Energy-related CO2 emissions from natural gas surpassed those from coal for the first time in 2015, totaling 1,482 million metric tons compared with coal's 1,467 million metric tons. However, because natural gas is less carbon intensive than coal, about 80% more energy was provided by the natural gas (28.2 quadrillion British thermal units) consumed in 2015, compared with coal (15.5 quadrillion British thermal units).

graph of energy-related co2 emissions and fossil fuel energy consumption, as explained in the article text
Source: U.S. Energy Information Administration, State Carbon Dioxide Emissions Data, Monthly Energy Review

Principal contributor: Owen Comstock


Visit source site

https://eia.gov/todayinenergy/detail.php?id=33712&...

CO2EIAEnergy Information Administration EIACoalTexasMidwestUnited States

More items from oilvoice


Chevron Announces $20 Billion Capital and Exploratory Budget for 2019

SAN RAMON, Calif.--(BUSINESS WIRE)--Dec. 6, 2018-- Chevron Corporation (NYSE:CVX) today announced a 2019 organic capital and exploratory spending program of $20 billion. “Our 2019 budget supports a robust portfolio of upstream and downstream investments, highlighted by our world-class Permian Basi ...

OilVoice Press - OilVoice


Posted 5 days agoPress > ChevroncapitalBudget +5

Royal Dutch Shell PLC Third Quarter 2018 Euro and GBP Equivalent Dividend Payments

The Hague, December 6, 2018 - The Board of Royal Dutch Shell plc (“RDS”) today announced the pounds sterling and euro equivalent dividend payments in respect of the third quarter 2018 interim dividend, which was announced on November 1, 2018 at US$0.47 per A ordinary share (“A Share”) and B ordinar ...

OilVoice Press - OilVoice


Posted 5 days agoPress > ShellRoyal Dutch ShellEarnings +2

Equinor: Boosting Vigdis

Vigdis subsea installation. (Photo: André Osmundsen) The subsea field Vigdis has been producing oil through the Snorre field for more than 20 years. Field production will now be boosted by almost 11 million barrels. Equinor and its partners have decided to invest some NOK 1.4 billi ...

OilVoice Press - OilVoice


Posted 5 days agoPress > EquinorEquinor EnergyOffshore +4

Rystad Energy: All Eyes on Vienna

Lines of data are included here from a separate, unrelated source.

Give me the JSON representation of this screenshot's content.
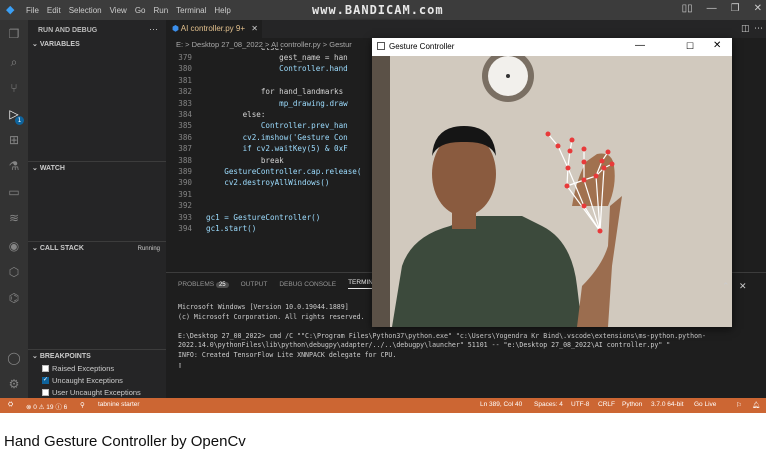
{
  "titlebar": {
    "menu": [
      "File",
      "Edit",
      "Selection",
      "View",
      "Go",
      "Run",
      "Terminal",
      "Help"
    ],
    "watermark": "www.BANDICAM.com"
  },
  "sidebar": {
    "title": "RUN AND DEBUG",
    "variables": "VARIABLES",
    "watch": "WATCH",
    "call_stack": "CALL STACK",
    "call_stack_status": "Running",
    "breakpoints": "BREAKPOINTS",
    "bp_items": [
      {
        "label": "Raised Exceptions",
        "checked": false
      },
      {
        "label": "Uncaught Exceptions",
        "checked": true
      },
      {
        "label": "User Uncaught Exceptions",
        "checked": false
      }
    ]
  },
  "activity_badge": "1",
  "editor": {
    "tab": "AI controller.py 9+",
    "breadcrumb": "E: > Desktop 27_08_2022 > AI controller.py > Gestur",
    "lines": [
      {
        "n": "379",
        "t": "                gest_name = han"
      },
      {
        "n": "380",
        "t": "                Controller.hand"
      },
      {
        "n": "381",
        "t": ""
      },
      {
        "n": "382",
        "t": "            for hand_landmarks "
      },
      {
        "n": "383",
        "t": "                mp_drawing.draw"
      },
      {
        "n": "384",
        "t": "        else:"
      },
      {
        "n": "385",
        "t": "            Controller.prev_han"
      },
      {
        "n": "386",
        "t": "        cv2.imshow('Gesture Con"
      },
      {
        "n": "387",
        "t": "        if cv2.waitKey(5) & 0xF"
      },
      {
        "n": "388",
        "t": "            break"
      },
      {
        "n": "389",
        "t": "    GestureController.cap.release("
      },
      {
        "n": "390",
        "t": "    cv2.destroyAllWindows()"
      },
      {
        "n": "391",
        "t": ""
      },
      {
        "n": "392",
        "t": ""
      },
      {
        "n": "393",
        "t": "gc1 = GestureController()"
      },
      {
        "n": "394",
        "t": "gc1.start()"
      }
    ],
    "top_partial": "            else:"
  },
  "panel": {
    "tabs": [
      "PROBLEMS",
      "OUTPUT",
      "DEBUG CONSOLE",
      "TERMINAL"
    ],
    "problems_count": "25",
    "terminal_lines": [
      "Microsoft Windows [Version 10.0.19044.1889]",
      "(c) Microsoft Corporation. All rights reserved.",
      "",
      "E:\\Desktop 27_08_2022> cmd /C \"\"C:\\Program Files\\Python37\\python.exe\" \"c:\\Users\\Yogendra Kr Bind\\.vscode\\extensions\\ms-python.python-",
      "2022.14.0\\pythonFiles\\lib\\python\\debugpy\\adapter/../..\\debugpy\\launcher\" 51101 -- \"e:\\Desktop 27_08_2022\\AI controller.py\" \"",
      "INFO: Created TensorFlow Lite XNNPACK delegate for CPU.",
      "▯"
    ]
  },
  "statusbar": {
    "left": "⊗ 0 ⚠ 19 ⓘ 6",
    "tabnine": "tabnine starter",
    "items": [
      "Ln 389, Col 40",
      "Spaces: 4",
      "UTF-8",
      "CRLF",
      "Python",
      "3.7.0 64-bit",
      "Go Live"
    ]
  },
  "gesture_window": {
    "title": "Gesture Controller"
  },
  "caption": "Hand Gesture Controller by OpenCv",
  "colors": {
    "statusbar": "#cc6633",
    "editor_bg": "#1e1e1e",
    "sidebar_bg": "#252526"
  }
}
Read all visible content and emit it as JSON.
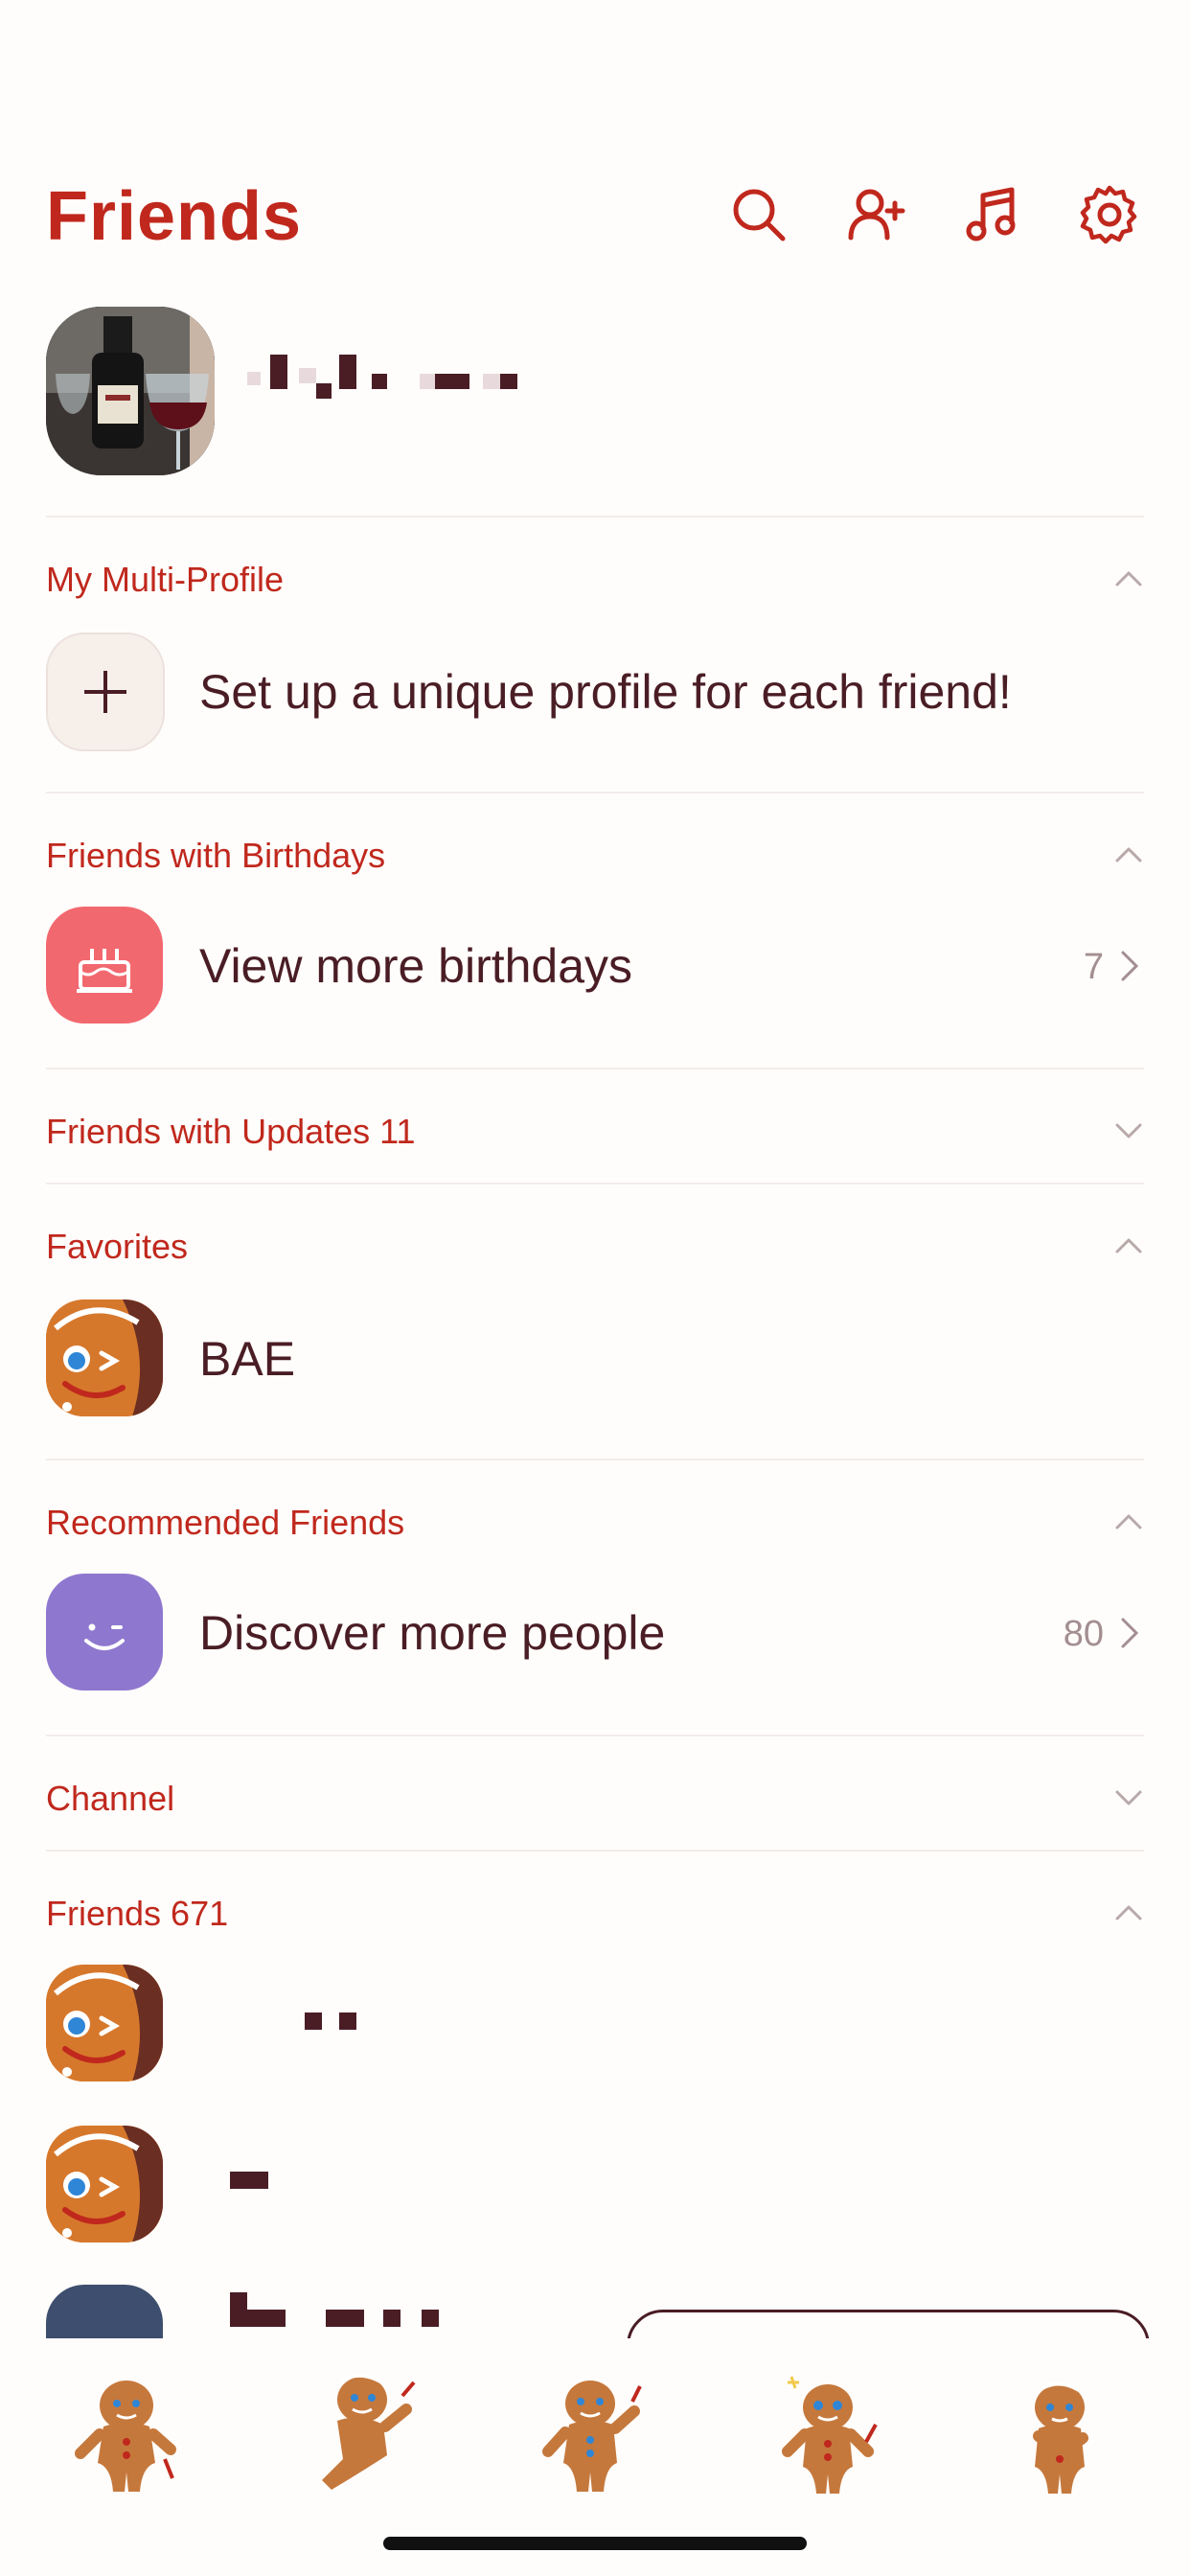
{
  "header": {
    "title": "Friends",
    "icons": [
      "search-icon",
      "add-friend-icon",
      "music-icon",
      "settings-icon"
    ]
  },
  "multi_profile": {
    "section_label": "My Multi-Profile",
    "row_text": "Set up a unique profile for each friend!"
  },
  "birthdays": {
    "section_label": "Friends with Birthdays",
    "row_text": "View more birthdays",
    "count": "7"
  },
  "updates": {
    "section_label": "Friends with Updates 11"
  },
  "favorites": {
    "section_label": "Favorites",
    "items": [
      {
        "name": "BAE"
      }
    ]
  },
  "recommended": {
    "section_label": "Recommended Friends",
    "row_text": "Discover more people",
    "count": "80"
  },
  "channel": {
    "section_label": "Channel"
  },
  "friends": {
    "section_label": "Friends 671"
  },
  "colors": {
    "accent": "#c0281d",
    "text": "#4a1d25",
    "birthday_icon_bg": "#f2686f",
    "discover_icon_bg": "#8e78cf",
    "background": "#fffdfb"
  }
}
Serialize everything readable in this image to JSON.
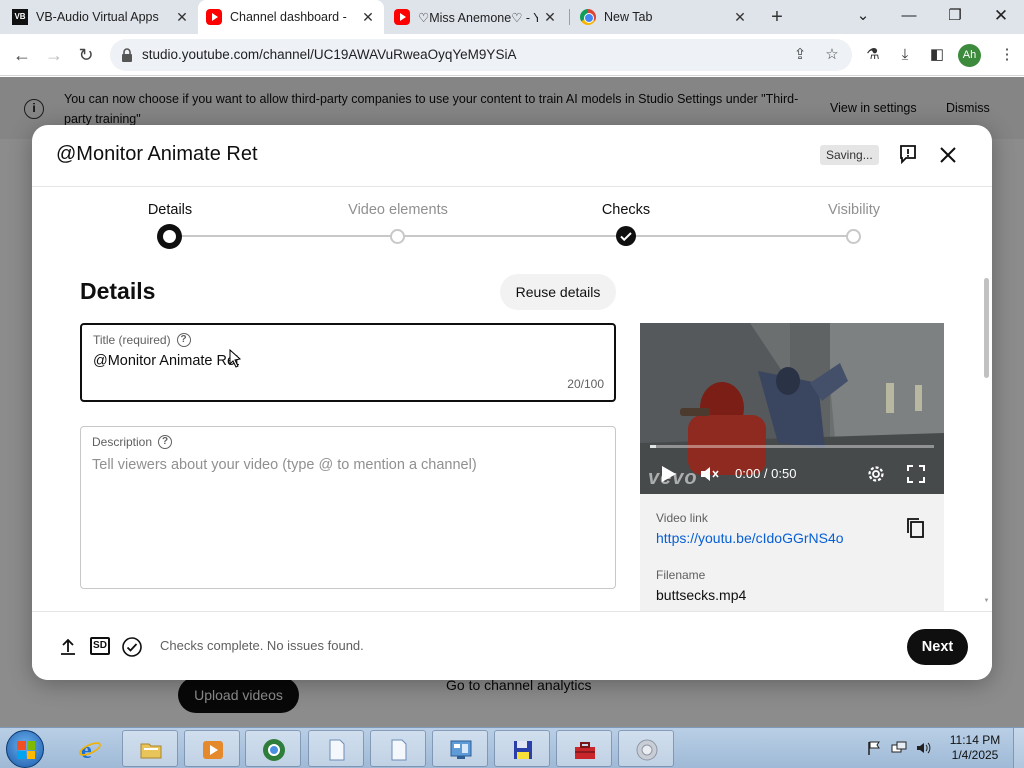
{
  "browser": {
    "tabs": [
      {
        "title": "VB-Audio Virtual Apps",
        "icon": "vb-audio-icon",
        "active": false
      },
      {
        "title": "Channel dashboard - ",
        "icon": "youtube-icon",
        "active": true
      },
      {
        "title": "♡Miss Anemone♡ - Yo",
        "icon": "youtube-icon",
        "active": false
      },
      {
        "title": "New Tab",
        "icon": "chrome-icon",
        "active": false
      }
    ],
    "new_tab_symbol": "+",
    "url": "studio.youtube.com/channel/UC19AWAVuRweaOyqYeM9YSiA",
    "profile_initials": "Ah"
  },
  "banner": {
    "message": "You can now choose if you want to allow third-party companies to use your content to train AI models in Studio Settings under \"Third-party training\"",
    "view_settings": "View in settings",
    "dismiss": "Dismiss"
  },
  "background_page": {
    "upload_button": "Upload videos",
    "analytics_link": "Go to channel analytics"
  },
  "dialog": {
    "title": "@Monitor Animate Ret",
    "saving_badge": "Saving...",
    "steps": [
      {
        "label": "Details",
        "state": "current"
      },
      {
        "label": "Video elements",
        "state": "pending"
      },
      {
        "label": "Checks",
        "state": "complete"
      },
      {
        "label": "Visibility",
        "state": "pending"
      }
    ],
    "section_title": "Details",
    "reuse_button": "Reuse details",
    "title_field": {
      "label": "Title (required)",
      "value": "@Monitor Animate Ret",
      "counter": "20/100"
    },
    "description_field": {
      "label": "Description",
      "placeholder": "Tell viewers about your video (type @ to mention a channel)"
    },
    "video": {
      "time": "0:00 / 0:50",
      "progress": 0.02,
      "watermark": "vevo",
      "link_label": "Video link",
      "link": "https://youtu.be/cIdoGGrNS4o",
      "filename_label": "Filename",
      "filename": "buttsecks.mp4"
    },
    "footer": {
      "checks_status": "Checks complete. No issues found.",
      "next_button": "Next"
    }
  },
  "taskbar": {
    "time": "11:14 PM",
    "date": "1/4/2025"
  },
  "colors": {
    "youtube_red": "#ff0000",
    "link_blue": "#065fd4",
    "primary_dark": "#0f0f0f",
    "taskbar": "#b9cfe6"
  }
}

The OPEC + countries must cut 2019 supply growth by 1.5 million bpd if they want oil prices back above $70 next year. US production at $50 WTI levels would remove only 0.4 million bpd of the looming 1.5 million bpd surplus in the balances that Rystad Energy forecasts for 2019 in a status quo scena ...

OilVoice Press - OilVoice


Posted 5 days agoOpinion > Rystad EnergyOPECVienna +2

Shell’s Sale of Draugen and Gjøa Fields a Sign of Shifting Times in the Region, says GlobalData

Following the news (Friday 30 November) of Royal Dutch Shell subsidiary A/S Norske Shell completing a deal to exit its operated interest (44.56%) in the Draugen oil field and its non-operated interest (12%) in the Gjøa gas field, offshore Norway, further signifies portfolio rebalancing and divestme ...

OilVoice Press - OilVoice


Posted 7 days agoOpinion > ShellRoyal Dutch ShellDraugen +7
All posts from oilvoice